It would be unfortunate if the findings from the Regnerus study were used to undermine the social progress that has been made in recent decades in protecting the rights of gays, lesbians and their children … Most of the young adults with gay or lesbian parents in the New Family Structures Survey also experienced divorce as children. Consequently, it is likely that many of the disadvantages reported by these offspring were due to … the failed heterosexual marriages of parents rather than the sexual orientations of parents. (p. 773)

Law- and policy-makers in Australia have already made use of the considerable research evidence that demonstrates children in planned lesbian parent families do as well psychologically and sometimes better than children in heterosexual parented families. For example, findings from earlier reviews of this body of literature were taken into account in recommending extending the eligibility criteria for access to clinical donor insemination to lesbian couples in the State of Victoria, in addition to amending the Status of Children Act to make children's parentage clearer in cases where lesbian couples use donor insemination to conceive (see Victorian Law Reform Commission, 2007). A remaining area of state and territory based legal inequity involves access to adoption rights for same-sex couples.

Although many Australian same-sex parented families are currently receiving good support from their health care providers, more could be done in the social policy arena to develop supportive service systems. One very positive finding emerging from this overview of the research is that same-sex parented families often do not experience the sexuality-based abuse or discrimination they fear. However, the reported levels of concern about discrimination, teasing or bullying by parents and children in the school setting do indicate that a generalised stigma associated with societal prejudice against same-sex relationships forms a backdrop to all same-sex parenting. Health care providers, the education system, the child protection system and other family service systems clearly have work to do in being fully aware of the diverse family forms in Australia and supporting and providing appropriate services to meet their needs.
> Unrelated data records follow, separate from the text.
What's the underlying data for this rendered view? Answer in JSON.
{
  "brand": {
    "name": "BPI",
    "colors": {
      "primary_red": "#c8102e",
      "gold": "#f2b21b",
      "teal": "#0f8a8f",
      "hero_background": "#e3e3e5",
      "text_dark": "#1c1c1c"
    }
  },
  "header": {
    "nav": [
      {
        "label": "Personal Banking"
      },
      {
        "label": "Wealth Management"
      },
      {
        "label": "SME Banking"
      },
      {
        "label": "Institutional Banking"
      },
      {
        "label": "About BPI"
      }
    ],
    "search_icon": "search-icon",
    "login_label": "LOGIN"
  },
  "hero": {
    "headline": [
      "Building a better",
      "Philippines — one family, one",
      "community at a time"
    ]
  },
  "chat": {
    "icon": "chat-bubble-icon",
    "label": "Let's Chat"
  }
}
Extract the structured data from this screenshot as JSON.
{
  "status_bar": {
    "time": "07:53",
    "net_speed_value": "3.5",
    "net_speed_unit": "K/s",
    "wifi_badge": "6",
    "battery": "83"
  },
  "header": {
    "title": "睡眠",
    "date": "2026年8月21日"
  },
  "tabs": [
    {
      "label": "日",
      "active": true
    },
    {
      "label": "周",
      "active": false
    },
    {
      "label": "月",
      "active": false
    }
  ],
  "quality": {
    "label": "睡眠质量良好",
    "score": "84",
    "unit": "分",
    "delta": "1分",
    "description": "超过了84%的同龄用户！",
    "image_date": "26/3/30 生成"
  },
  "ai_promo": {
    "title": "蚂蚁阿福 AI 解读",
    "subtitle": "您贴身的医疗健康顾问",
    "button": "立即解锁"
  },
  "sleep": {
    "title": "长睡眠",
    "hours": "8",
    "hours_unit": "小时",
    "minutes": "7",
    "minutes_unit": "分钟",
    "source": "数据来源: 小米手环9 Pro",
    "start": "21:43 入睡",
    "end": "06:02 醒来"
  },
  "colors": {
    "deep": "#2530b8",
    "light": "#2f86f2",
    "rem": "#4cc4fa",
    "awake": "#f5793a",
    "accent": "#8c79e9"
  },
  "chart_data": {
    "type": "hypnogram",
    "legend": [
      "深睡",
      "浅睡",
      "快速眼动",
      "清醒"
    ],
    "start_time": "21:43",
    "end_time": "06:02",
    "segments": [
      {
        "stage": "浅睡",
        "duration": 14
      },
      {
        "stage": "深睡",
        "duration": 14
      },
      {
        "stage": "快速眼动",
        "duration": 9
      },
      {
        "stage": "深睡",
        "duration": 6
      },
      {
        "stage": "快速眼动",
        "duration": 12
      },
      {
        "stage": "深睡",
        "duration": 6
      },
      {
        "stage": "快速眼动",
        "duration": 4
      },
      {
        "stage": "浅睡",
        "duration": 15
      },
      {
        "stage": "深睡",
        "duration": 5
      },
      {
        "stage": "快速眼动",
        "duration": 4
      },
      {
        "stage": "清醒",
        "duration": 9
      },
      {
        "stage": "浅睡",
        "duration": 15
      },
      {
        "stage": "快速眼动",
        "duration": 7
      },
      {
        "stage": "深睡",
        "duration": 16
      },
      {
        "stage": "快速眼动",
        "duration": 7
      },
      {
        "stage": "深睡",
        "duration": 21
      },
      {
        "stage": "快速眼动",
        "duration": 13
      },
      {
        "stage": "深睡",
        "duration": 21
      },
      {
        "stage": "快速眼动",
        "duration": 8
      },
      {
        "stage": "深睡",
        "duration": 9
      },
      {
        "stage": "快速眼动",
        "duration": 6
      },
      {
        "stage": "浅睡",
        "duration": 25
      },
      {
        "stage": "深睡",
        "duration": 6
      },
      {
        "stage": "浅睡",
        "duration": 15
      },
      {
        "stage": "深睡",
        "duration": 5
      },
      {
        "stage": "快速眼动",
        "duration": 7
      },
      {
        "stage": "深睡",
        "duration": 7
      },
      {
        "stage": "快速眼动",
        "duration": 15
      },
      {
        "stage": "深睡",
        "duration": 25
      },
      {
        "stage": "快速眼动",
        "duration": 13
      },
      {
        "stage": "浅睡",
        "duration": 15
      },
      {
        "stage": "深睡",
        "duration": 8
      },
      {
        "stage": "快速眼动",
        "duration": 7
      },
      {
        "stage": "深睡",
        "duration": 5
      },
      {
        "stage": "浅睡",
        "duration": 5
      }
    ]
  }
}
A set of guidelines were recently developed by the Bouverie Centre, La Trobe University, in conjunction with VicHealth, to assist service providers in community, hospital and counselling settings in Victoria to provide inclusive and sensitive care to same-sex attracted parents and their children, and to prospective same-sex attracted parents.6 More initiatives of this kind in other states and territories would ensure responsive and inclusive service provision to same-sex parented families.

To date, little research has been published on transgender or bisexual parented families, the experiences of children growing up with transgender or bisexual parents, or planned gay father families. More research into family structures and processes among these groups is needed, both in Australia and internationally. Additionally, given the evidence that children's wellbeing in same-sex parented families varies cross-culturally, a body of Australian quantitative data on the wellbeing of same-sex parented children and families would be welcome as a means of monitoring how Australian families are faring in global perspective. It is also important to avoid the assumption that it is only comparative, quantitative research that enables learning about the wellbeing or other characteristics of children in same-sex parented families (see Biblarz & Savci, 2010; Goldberg, 2007, 2010; Hicks, 2005; Stacey & Biblarz, 2001). As scholars such as Goldberg (2010) advocate, it is important to "study complex families in context" through qualitative research, and indeed over time, in order to learn more about how parental gender and sexuality interact in specific relational settings.

6 Guidelines for Health Care Providers Working With Same-Sex Parented Families is available via VicHealth <>